par(mfrow=c(1,1))

png(filename="Heatmap_Example.png", width=12, height=10, units = 'in', res = 300)
heatmap.2(mat, trace="none", col=mypalette, ColSideColors=sidecols[ALLgroup],
labRow=FALSE, labCol=FALSE, mar=c(6,12), scale="row", key.title="")
legend("topright", legend=levels(ALLgroup), fill=sidecols, title="", cex=1.2)
graphics.off()

Heatmap_Example

Now you are all set to work with and create your own awesome color palettes! Happy R programing 🙂

 

Working with Venn Diagrams

In this post, we will learn how to create venn diagrams for gene lists and how to retrieve the genes present in each venn compartment with R.

In this post, we will learn how to create venn diagrams for gene lists and how to retrieve the genes present in each venn compartment with R.

In this particular example, we will generate random gene lists using the molbiotools gene set generator but you can use your own gene lists if you prefer. Specifically, we will generate a random list of 257 genes to represent those that are upregulated in condition and another list of 1570 genes to represent those that are upregulated in condition B.

Screen Shot 2016-06-21 at 2.01.15 PM

Then, we will sort and paste the gene lists in an excel document we will save as randomGeneLists.xlsx.

Now, let’s load the data into R using the gdata package.

library("gdata")
geneLists <- read.xls("randomGeneLists.xlsx", sheet=1, stringsAsFactors=FALSE, header=FALSE)
head(geneLists)

# Notice there are empty strings to complete the data frame in column 1 (V1)
tail(geneLists)

# To convert this data frame to separate gene lists with the empty strings removed we can use lapply() with our home made  function(x) x[x != ""]
geneLS <- lapply(as.list(geneLists), function(x) x[x != ""])

# If this is a bit confusing you can also write a function and then use it in lapply() 
removeEMPTYstrings <- function(x) {

 newVectorWOstrings <- x[x != ""]
 return(newVectorWOstrings)

}
geneLS2 <- lapply(as.list(geneLists), removeEMPTYstrings)
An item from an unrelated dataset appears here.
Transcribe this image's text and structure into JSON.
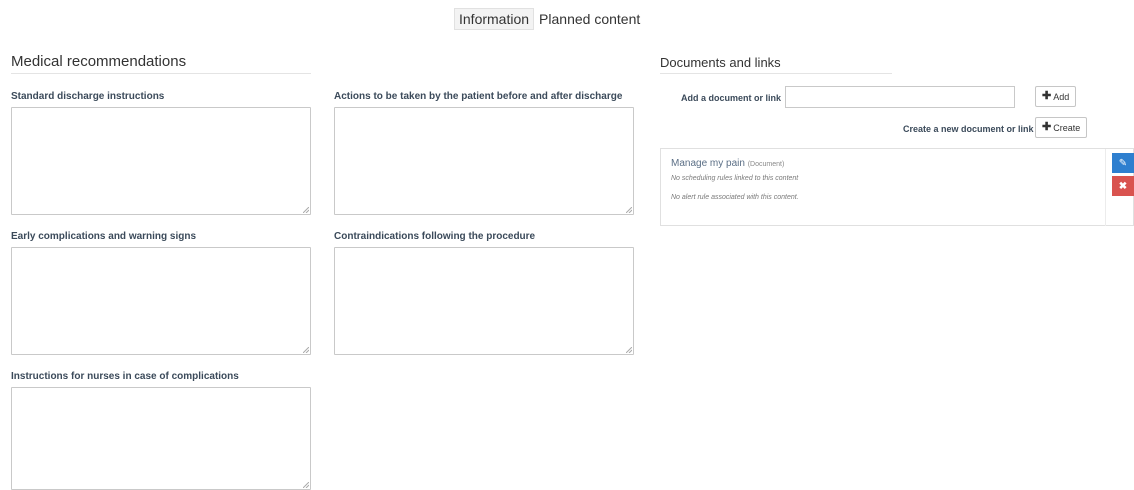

# You can print the last 6 entries of each vector stored in your list, as follows:
lapply(geneLS, tail)
lapply(geneLS2, tail) # Both methods return the same results

# We can rename our list vectors
names(geneLS) <- c("ConditionA", "ConditionB")

# Now we can plot a Venn diagram with the VennDiagram R package, as follows:
require("VennDiagram")

VENN.LIST <- geneLS
venn.plot <- venn.diagram(VENN.LIST , NULL, fill=c("darkmagenta", "darkblue"), alpha=c(0.5,0.5), cex = 2, cat.fontface=4, category.names=c("A", "B"), main="Random Gene Lists")

# To plot the venn diagram we will use the grid.draw() function to plot the venn diagram
grid.draw(venn.plot)

# To get the list of gene present in each Venn compartment we can use the gplots package
require("gplots")

a <- venn(VENN.LIST, show.plot=FALSE)

# You can inspect the contents of this object with the str() function
str(a)

# By inspecting the structure of the a object created, 
# you notice two attributes: 1) dimnames 2) intersections
# We can store the intersections in a new object named inters
inters <- attr(a,"intersections")

# We can summarize the contents of each venn compartment, as follows:
# in 1) ConditionA only, 2) ConditionB only, 3) ConditionA & ConditionB
lapply(inters, head) 

example2

Now you are ready, to review the genes in each section of the venn diagram separately. Alternatively, you can always use Venny web tool that is a great way to start looking at your data and then write a modified version of this R script to make a more exhaustive figure or facilitate downstream analysis in your script.

Feel free to leave comments or email me at info@rjbioinformatics.com.